by Julie Wilson
You wouldn’t know it from the cover or the general look of the book, but this one is squarely aimed at the juvenile market (ages 7–8). Even more specifically, it, as all Brinsford books, is conceived with the “reluctant” reader with literacy difficulties in mind. The whole Iconic Cars series (now numbering 8 titles) is edited by Jayne Garner, a teacher trainer with particular expertise in motivating underachieving boys.
Another thing you wouldn’t know from the cover photo or the title is that this book, except for a few general statements, is not about the history of Rolls-Royce motorcars as a whole, but rather is a primer of one particular model, the Goodwood Phantom saloon which is the first model created by BWM after it acquired this most British of brands.

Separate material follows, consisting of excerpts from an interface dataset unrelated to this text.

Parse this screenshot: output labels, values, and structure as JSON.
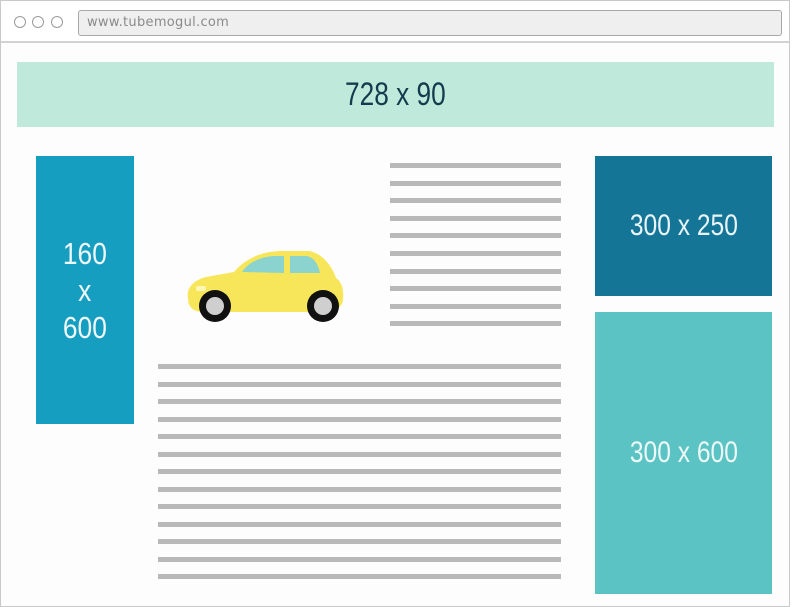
{
  "browser": {
    "address": "www.tubemogul.com"
  },
  "ads": {
    "leaderboard": "728 x 90",
    "skyscraper": [
      "160",
      "x",
      "600"
    ],
    "medium_rectangle": "300 x 250",
    "half_page": "300 x 600"
  },
  "icons": {
    "car": "car-illustration"
  },
  "colors": {
    "leaderboard": "#bfe9da",
    "skyscraper": "#169ec0",
    "medium_rectangle": "#147596",
    "half_page": "#5bc3c3",
    "text_placeholder": "#b9b9b9",
    "car_body": "#f7e65a"
  }
}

The book is designed with a brief text on the left page and an accompanying, captioned photograph on the right. Dimensions, productions figures, and exterior and interior details are given throughout, and technical specifications are given in an Appendix. A Glossary is also supplied, defining a “chauffeur” as “somebody whose job it is to drive their boss around” and “transmission” as “another word for gearbox.” In simple sentences, we find that “the Phantom speeds up smoothly” and that “you would turn heads in this car.” Two pages show that the RR emblems on the wheels always remain upright.

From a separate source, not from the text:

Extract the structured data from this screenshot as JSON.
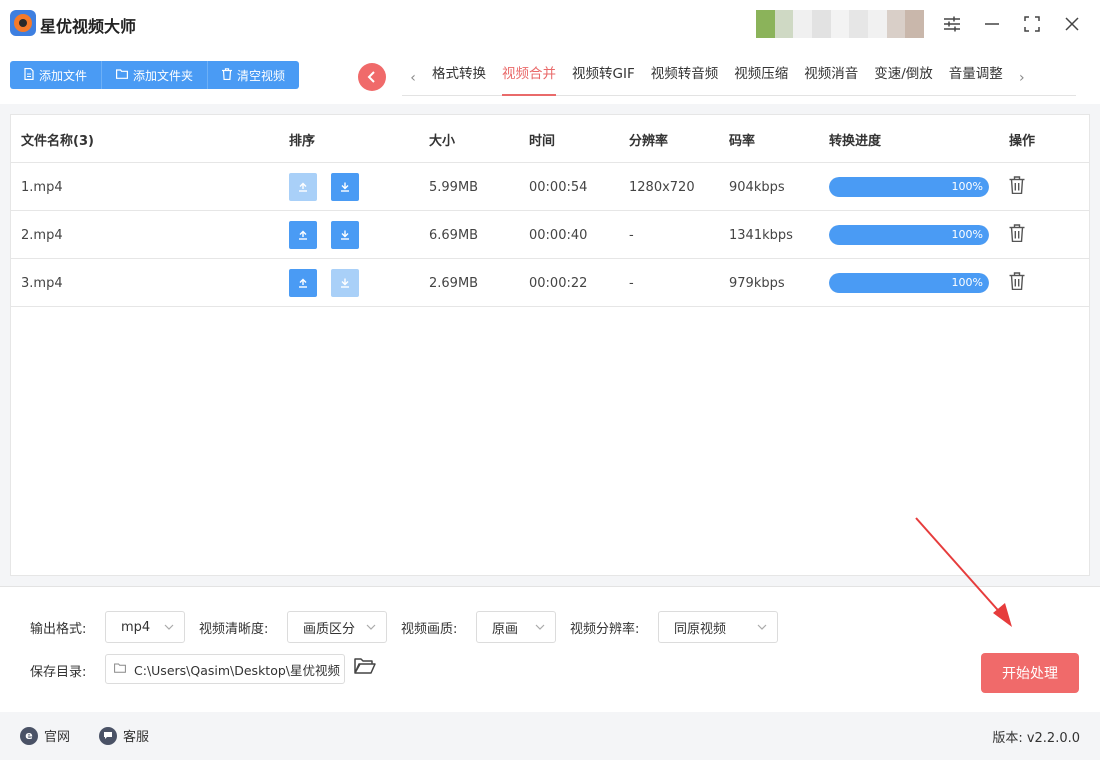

My thoughts on Rolls Royce (which should be hyphenated, not only because it’s customary but because it is trademarked) are conflicted. I respect the pedagogical concept of using high-interest topics presented in an easy-to-read format, and I am certain there exists a contingent of seven-year-olds who would be delighted to find such a book in the school library. And I can see this as an appropriate gift from, say, a doting grandfather to his car-minded grandchild. Also, the photographs, supplied by BMW, are aesthetically pleasing and are of a strong, professional quality. And this is where I find unease with this book: Is it subtle propaganda? Is it yet another form of advertisement? Because of the apparent cooperation given to Axis Education by BMW, the book is awash with admiration and veneration. Not a hint of the controversy that surrounded BMW’s acquisition of the Rolls-Royce name appears, and there is no mention of the fact that some consider the Goodwood Phantom to be a controversial design. On the other hand, juvenile readers, literacy challenged or not, could probably care less. But does that justify taking liberties with history?
The publisher describes these books as “full of gritty text and an abundance of hard-facts” so they clearly feel they’re on the right track.
Copyright © 2012, Bill Wolf (speedreaders.info).